### THE TASK
Keep only the lines of the material below that contain the word "title". Copy those lines.

### MATERIAL SUPPLIED

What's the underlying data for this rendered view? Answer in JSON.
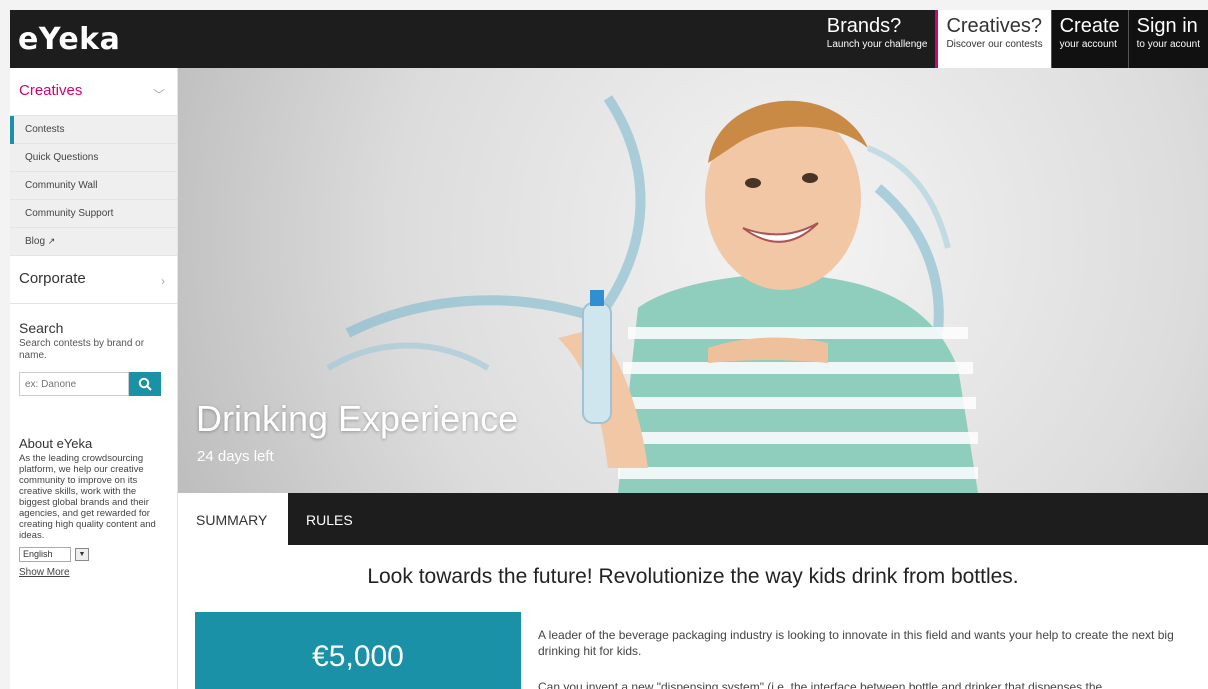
{
  "header": {
    "logo": "eYeka",
    "nav": [
      {
        "title": "Brands?",
        "sub": "Launch your challenge"
      },
      {
        "title": "Creatives?",
        "sub": "Discover our contests"
      },
      {
        "title": "Create",
        "sub": "your account"
      },
      {
        "title": "Sign in",
        "sub": "to your acount"
      }
    ]
  },
  "sidebar": {
    "creatives_label": "Creatives",
    "items": [
      "Contests",
      "Quick Questions",
      "Community Wall",
      "Community Support",
      "Blog"
    ],
    "corporate_label": "Corporate",
    "search": {
      "heading": "Search",
      "description": "Search contests by brand or name.",
      "placeholder": "ex: Danone"
    },
    "about": {
      "heading": "About eYeka",
      "text": "As the leading crowdsourcing platform, we help our creative community to improve on its creative skills, work with the biggest global brands and their agencies, and get rewarded for creating high quality content and ideas.",
      "language": "English",
      "show_more": "Show More"
    }
  },
  "hero": {
    "title": "Drinking Experience",
    "days_left": "24 days left"
  },
  "tabs": [
    "SUMMARY",
    "RULES"
  ],
  "content": {
    "headline": "Look towards the future! Revolutionize the way kids drink from bottles.",
    "prize": "€5,000",
    "paragraph1": "A leader of the beverage packaging industry is looking to innovate in this field and wants your help to create the next big drinking hit for kids.",
    "paragraph2": "Can you invent a new \"dispensing system\" (i.e. the interface between bottle and drinker that dispenses the"
  },
  "colors": {
    "accent_teal": "#1a91a6",
    "accent_pink": "#d6006f",
    "dark_bar": "#1d1d1d"
  }
}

### EXERCISE RESPONSE
        "title": "Brands?",
        "title": "Creatives?",
        "title": "Create",
        "title": "Sign in",
    "title": "Drinking Experience",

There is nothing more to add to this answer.